Helping Businesses Benefit from Being Drug Free

Workplace drug and alcohol abuse clearly compromises the safety of the workforce and the public by contributing to accidents and workplace injuries. But when employees abuse alcohol and other drugs, many other aspects of a business's operation, including its bottom line, bear the burden. Some costs-increased absences, accidents and errors-are obvious. Others, such as low morale and high illness rates, are less so, but the effects are equally harmful. The vast majority of drug users work, and when they arrive at work, they don't leave their problems outside the door.

Consider the following:

  • Out of 13.4 million illicit drug users aged 18 or older in 2001, 10.2 million (76.4 percent) worked either full or part time.
  • Between 10 and 20 percent of the nation's workers who die on the job test positive for alcohol or other drugs.Nearly 77 percent (10.7 million) of illicit drug users use marijuana.3 Six out of every 10 workers who test positive for drug use test positive for marijuana.
  • Industries with the highest rates of drug use include many of the same industries at high-risk of occupational injuries, such as construction, mining, manufacturing and wholesale.

The good news is that employers have enormous power to improve the safety and health of their workplaces by implementing drug free workplace programs. Educating employees about the dangers of alcohol and drug abuse and encouraging individuals with alcohol and drug problems to seek help also adds value to their businesses and communities. Many employers integrate drug free workplace components into their overall safety programs and find it key to reducing on-the-job accidents and injuries.

A comprehensive drug free workplace program generally includes five elements: a policy, supervisor training, employee education, employee assistance and drug testing. Although employers may choose not to include all five components, it is recommended that all be explored.

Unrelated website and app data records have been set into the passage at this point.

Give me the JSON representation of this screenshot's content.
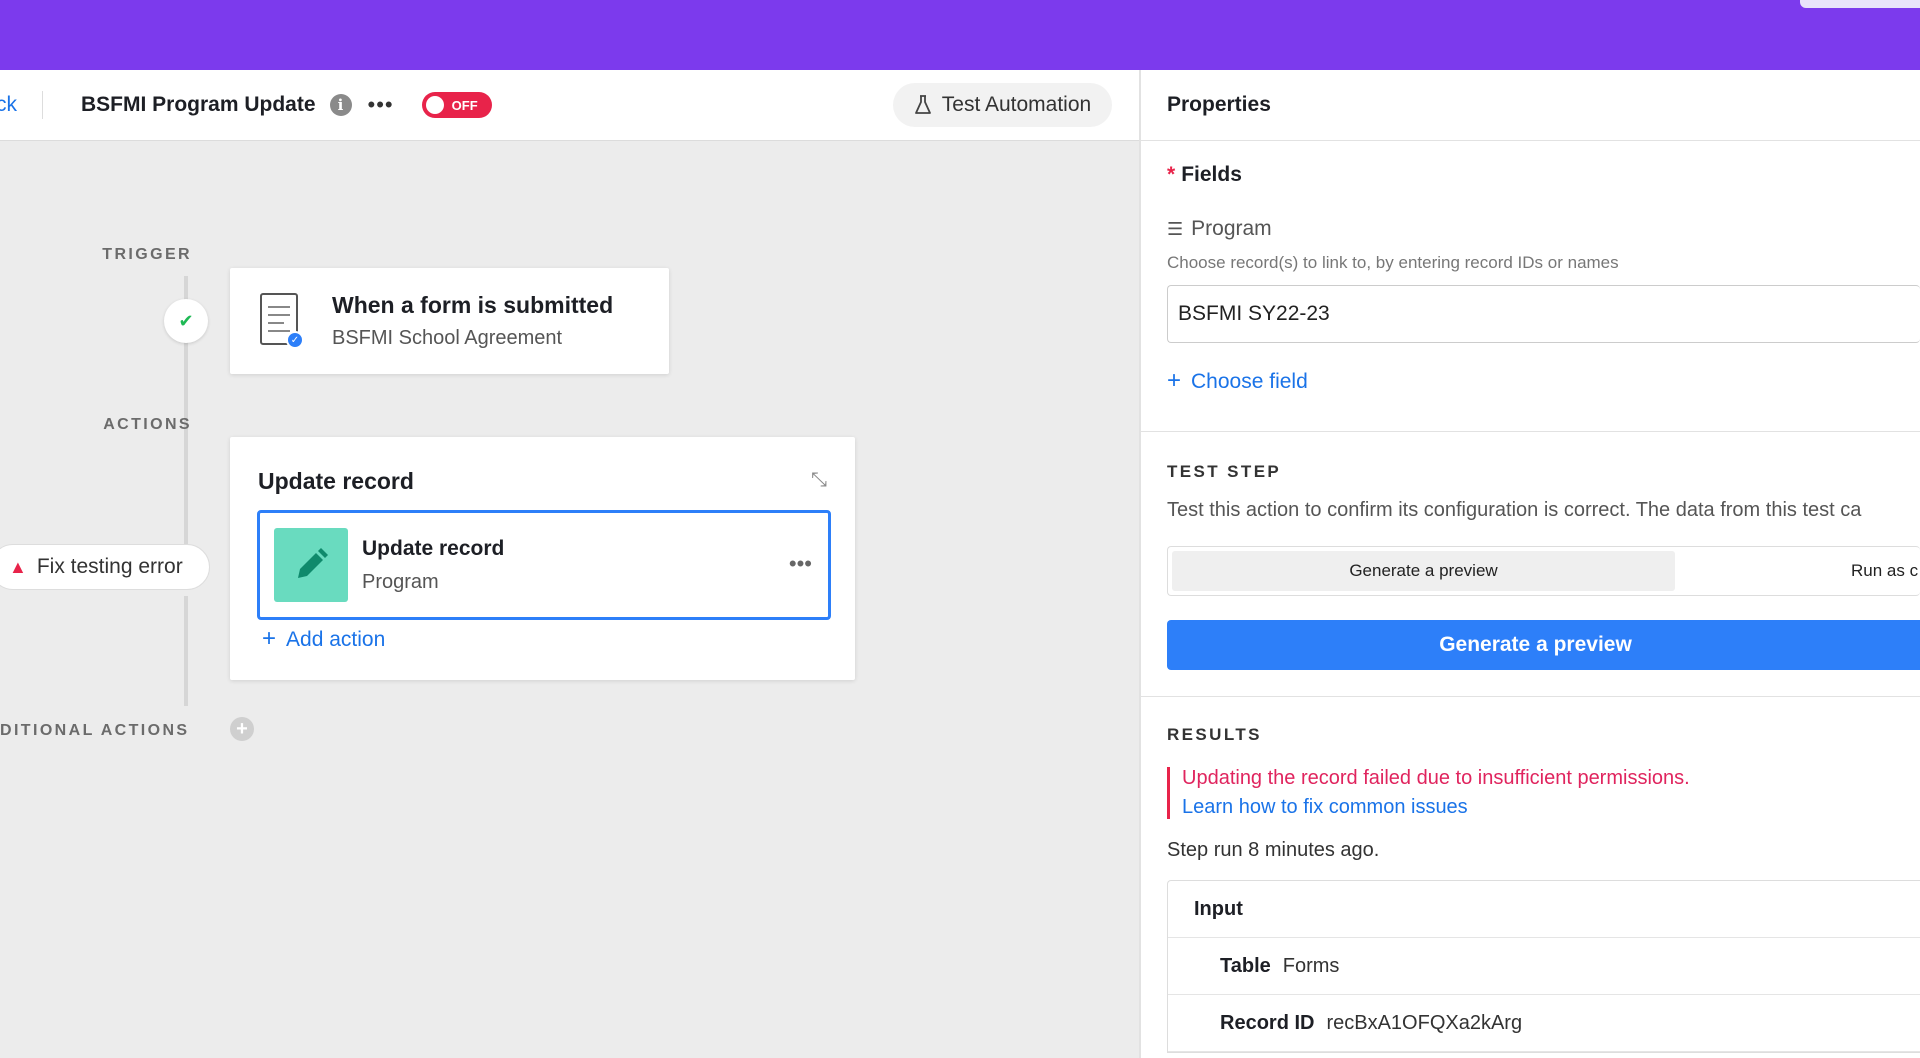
{
  "header": {
    "back_label": "ck",
    "automation_title": "BSFMI Program Update",
    "toggle_label": "OFF",
    "test_button_label": "Test Automation"
  },
  "canvas": {
    "trigger_label": "TRIGGER",
    "actions_label": "ACTIONS",
    "conditional_label": "DITIONAL ACTIONS",
    "trigger_card": {
      "title": "When a form is submitted",
      "subtitle": "BSFMI School Agreement"
    },
    "actions_card": {
      "header": "Update record",
      "item_title": "Update record",
      "item_subtitle": "Program",
      "add_action_label": "Add action"
    },
    "fix_error_label": "Fix testing error"
  },
  "properties": {
    "title": "Properties",
    "fields_label": "Fields",
    "program_label": "Program",
    "program_hint": "Choose record(s) to link to, by entering record IDs or names",
    "program_value": "BSFMI SY22-23",
    "choose_field_label": "Choose field",
    "test_step": {
      "title": "TEST STEP",
      "description": "Test this action to confirm its configuration is correct. The data from this test ca",
      "segment_selected": "Generate a preview",
      "segment_other": "Run as c",
      "button_label": "Generate a preview"
    },
    "results": {
      "title": "RESULTS",
      "error": "Updating the record failed due to insufficient permissions.",
      "learn_link": "Learn how to fix common issues",
      "step_run": "Step run 8 minutes ago.",
      "input_label": "Input",
      "rows": [
        {
          "key": "Table",
          "value": "Forms"
        },
        {
          "key": "Record ID",
          "value": "recBxA1OFQXa2kArg"
        }
      ]
    }
  },
  "colors": {
    "topbar": "#7c3aed",
    "accent": "#2d7ff9",
    "danger": "#e8234a",
    "success": "#1fb955",
    "teal": "#69dbbf"
  },
  "icons": [
    "info-icon",
    "more-icon",
    "flask-icon",
    "check-icon",
    "form-icon",
    "pencil-icon",
    "collapse-icon",
    "plus-icon",
    "warning-icon",
    "list-icon"
  ]
}
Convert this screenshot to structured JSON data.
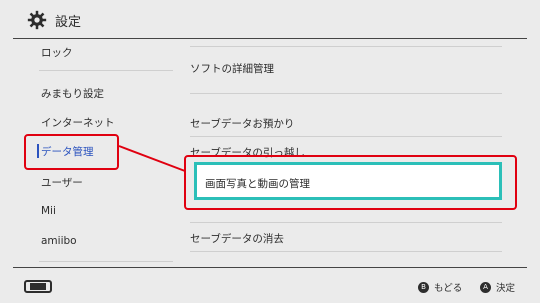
{
  "header": {
    "title": "設定",
    "icon": "gear-icon"
  },
  "sidebar": {
    "items": [
      {
        "label": "ロック"
      },
      {
        "label": "みまもり設定"
      },
      {
        "label": "インターネット"
      },
      {
        "label": "データ管理",
        "selected": true
      },
      {
        "label": "ユーザー"
      },
      {
        "label": "Mii"
      },
      {
        "label": "amiibo"
      }
    ]
  },
  "content": {
    "items": [
      {
        "label": "ソフトの詳細管理"
      },
      {
        "label": "セーブデータお預かり"
      },
      {
        "label": "セーブデータの引っ越し"
      },
      {
        "label": "画面写真と動画の管理",
        "focused": true
      },
      {
        "label": "セーブデータの消去"
      }
    ]
  },
  "footer": {
    "back": {
      "button": "B",
      "label": "もどる"
    },
    "confirm": {
      "button": "A",
      "label": "決定"
    }
  },
  "colors": {
    "accent": "#2a52be",
    "focus": "#2bbfb8",
    "annotation": "#e00010",
    "background": "#ebebeb"
  }
}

Research shows that more components may lead to a more effective program.

Before considering each element, employers should examine the needs of their workforce and business to ensure the program they design will fit their company. Because every business is unique, there is no one right way to establish a program. A careful assessment will determine which elements are the most feasible and beneficial, as well as which may be unnecessary or unsuitable. Many companies find it helpful to seek employee input during this process.

Drug-Free Workplace Tools and Resources

Although not required by OSHA, drug-free workplace programs are natural complements to other initiatives that help ensure safe and healthful workplaces and add value to American businesses and communities. The U.S. Department of Labor's Working Partners for Alcohol and Drug Free Workplace program offers a variety of tools and resources to help employers get started. Working Partners raises awareness about the impact drugs and alcohol have on the workplace and provides information on how to establish drug free workplace programs that protect worker safety and health.

 

This information was provided by the U.S. Department of Labor